From the air, meanwhile, U.S. forces unleashed a ferocious barrage late Tuesday on positions of Saddam Hussein's Republican Guard around Karbala, pounding them with Tomahawk cruise missiles, artillery and B-52 bombers.
U.S. troops deployed outside the city could hear the thunderous detonations as flashes from the blasts illuminated Karbala, some 50 miles south of Baghdad.
At Diwaniyah, Cpl. Irish described the Iraqi fighters as "shooting from buildings, from dugout positions, from holes, from everything. They would jump out to shoot. They were behind buses -- you name it, they were there."
Other Iraqi fighters, though, turned back and ran.
"It looks like a lot of them saw what was coming and changed their mind," said Sgt. James Mares of Chalfont, Pa. "It's just a matter of putting down enough fire until they ran. They died, or decided to give up."
For their prisoners, the Marines bulldozed a pit and put barbed wire around it. To get a prisoner inside, a Marine would pin down the man's feet with his own foot; others would pin down the prisoner's arms, and another would point an M-16 at the prisoner's head. Some POWS were taken away by truck.

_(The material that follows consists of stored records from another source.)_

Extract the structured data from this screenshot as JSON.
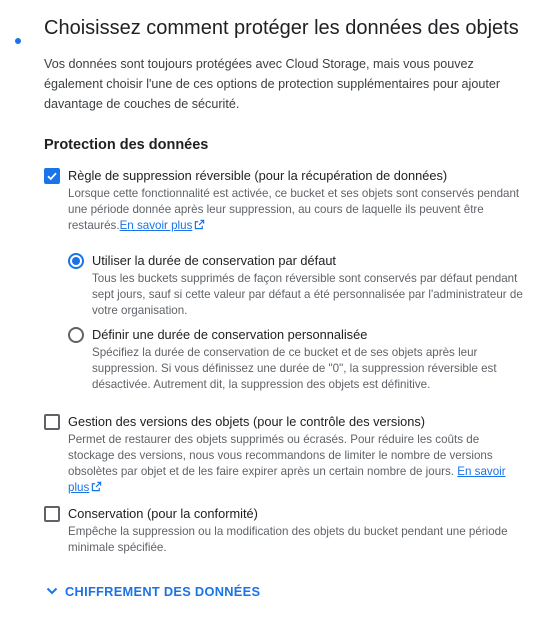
{
  "section": {
    "title": "Choisissez comment protéger les données des objets",
    "intro": "Vos données sont toujours protégées avec Cloud Storage, mais vous pouvez également choisir l'une de ces options de protection supplémentaires pour ajouter davantage de couches de sécurité."
  },
  "protection": {
    "heading": "Protection des données",
    "soft_delete": {
      "label": "Règle de suppression réversible (pour la récupération de données)",
      "checked": true,
      "description": "Lorsque cette fonctionnalité est activée, ce bucket et ses objets sont conservés pendant une période donnée après leur suppression, au cours de laquelle ils peuvent être restaurés.",
      "learn_more": "En savoir plus",
      "retention_options": [
        {
          "label": "Utiliser la durée de conservation par défaut",
          "selected": true,
          "description": "Tous les buckets supprimés de façon réversible sont conservés par défaut pendant sept jours, sauf si cette valeur par défaut a été personnalisée par l'administrateur de votre organisation."
        },
        {
          "label": "Définir une durée de conservation personnalisée",
          "selected": false,
          "description": "Spécifiez la durée de conservation de ce bucket et de ses objets après leur suppression. Si vous définissez une durée de \"0\", la suppression réversible est désactivée. Autrement dit, la suppression des objets est définitive."
        }
      ]
    },
    "versioning": {
      "label": "Gestion des versions des objets (pour le contrôle des versions)",
      "checked": false,
      "description": "Permet de restaurer des objets supprimés ou écrasés. Pour réduire les coûts de stockage des versions, nous vous recommandons de limiter le nombre de versions obsolètes par objet et de les faire expirer après un certain nombre de jours.",
      "learn_more": "En savoir plus"
    },
    "retention": {
      "label": "Conservation (pour la conformité)",
      "checked": false,
      "description": "Empêche la suppression ou la modification des objets du bucket pendant une période minimale spécifiée."
    }
  },
  "encryption": {
    "label": "CHIFFREMENT DES DONNÉES"
  },
  "colors": {
    "accent": "#1a73e8",
    "text": "#202124",
    "secondary_text": "#5f6368"
  }
}
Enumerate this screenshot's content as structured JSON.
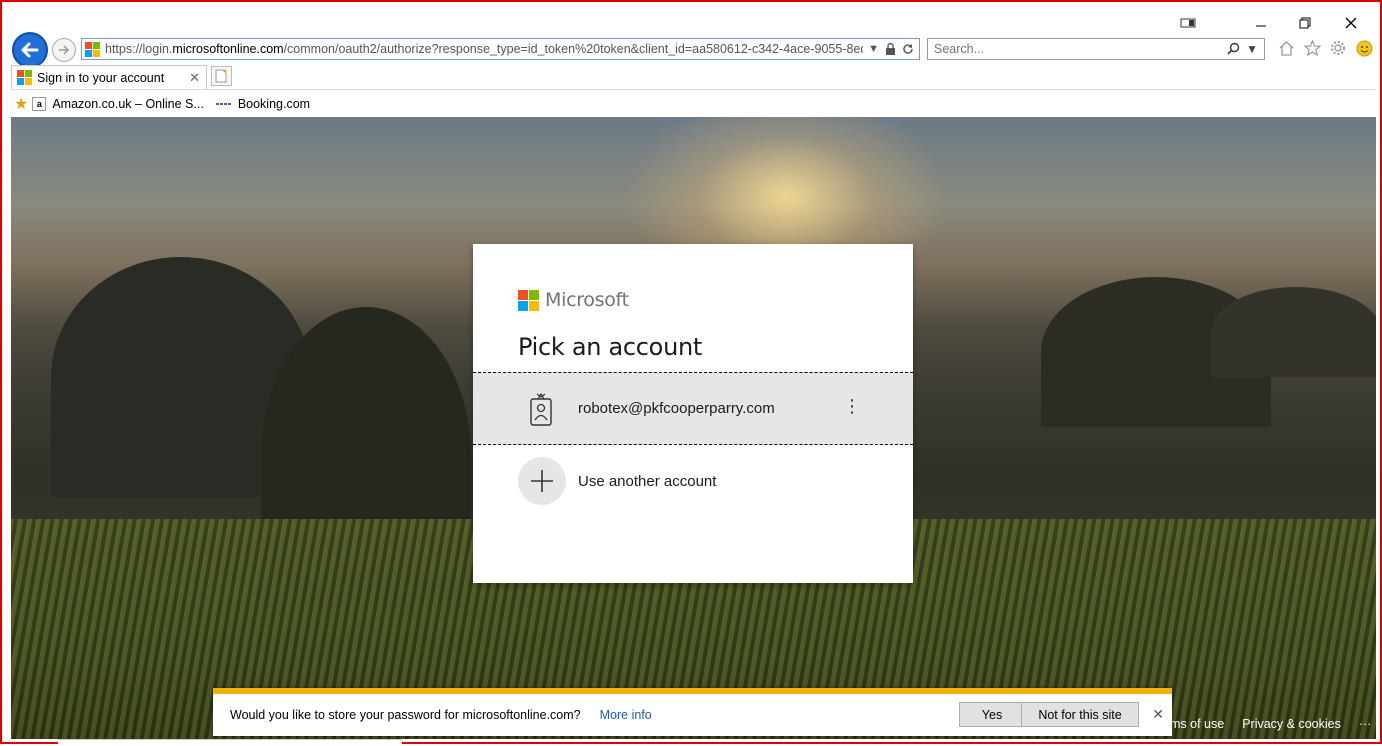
{
  "browser": {
    "address_url_prefix": "https://login.",
    "address_url_domain": "microsoftonline.com",
    "address_url_rest": "/common/oauth2/authorize?response_type=id_token%20token&client_id=aa580612-c342-4ace-9055-8edee43",
    "search_placeholder": "Search...",
    "tab_title": "Sign in to your account",
    "favorites": [
      {
        "label": "Amazon.co.uk – Online S..."
      },
      {
        "label": "Booking.com"
      }
    ]
  },
  "dialog": {
    "brand": "Microsoft",
    "title": "Pick an account",
    "account_email": "robotex@pkfcooperparry.com",
    "another_label": "Use another account"
  },
  "footer": {
    "terms_label": "ms of use",
    "privacy_label": "Privacy & cookies",
    "more_label": "···"
  },
  "notification": {
    "message": "Would you like to store your password for microsoftonline.com?",
    "more_info": "More info",
    "yes_label": "Yes",
    "no_label": "Not for this site"
  },
  "colors": {
    "ms_red": "#f25022",
    "ms_green": "#7fba00",
    "ms_blue": "#00a4ef",
    "ms_yellow": "#ffb900",
    "notification_accent": "#f0b400"
  }
}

Though they fought mostly outside the town, the Marines did enter a few blocks into Diwaniyah; locals told their translators where to find the ruling Baath party headquarters and also the military headquarters that had been the source of rocket-propelled grenade fire. The Marines fired on both buildings, and also targeted a military compound in a date palm grove outside the town.
An engineering unit was trying to decide how to dispose of a huge ammunition dump found Monday. The dump held about 6,000 mines, stacked like checkers. RPG rounds were stacked floor to ceiling in one of the some 41 buildings, said Capt. Brian Lewis, of Richmond, Wash.
In southern Iraq, Marines of the 15th Expeditionary Unit's Echo Company captured a police compound Tuesday evening on the outskirts of Nasiriyah, part of an intense push to gain final control of the key southern city.
The Marines seized the huge, walled compound without any resistance: The site had been abandoned -- a sign that Iraq's stiff resistance in the area may be faltering.
Associated Press reporter Doug Mellgren reported that a column of amphibious assault vehicles slowly rolled up to the compound under a dark, moonless sky dotted with stars. The calm was suddenly interrupted when the Marines opened fire on the guard towers that ring the compound. Illumination rounds flashed in the sky to make the targets more visible.
It was the first time some of the troops had fired their weapons.
"Firing at Iraq? It was nice," said Sgt. Robert Renfrow, 28, of Lake Stevens, Wash., who manned a .50-caliber machine gun mounted on an amphibious assault vehicle. Artillery fire pounded the compound, and small grenades were used to knock down the wall that protected it.
Wearing night vision goggles, Marines went from building to building, checking windows and doors to ferret out any hostile Iraqi forces. Two Iraqis were detained.
Also in the south, British troops guarding a key bridge outside of Basra exchanged fire with forces inside the city. Dressed in full combat gear, British forces responded to two mortar attacks, one in the morning and another in midafternoon.
Hundreds of civilians continued to stream out of the city across the bridge, with pickup trucks and automobiles full of personal belongings, food and even livestock. But the exodus had slowed from previous days.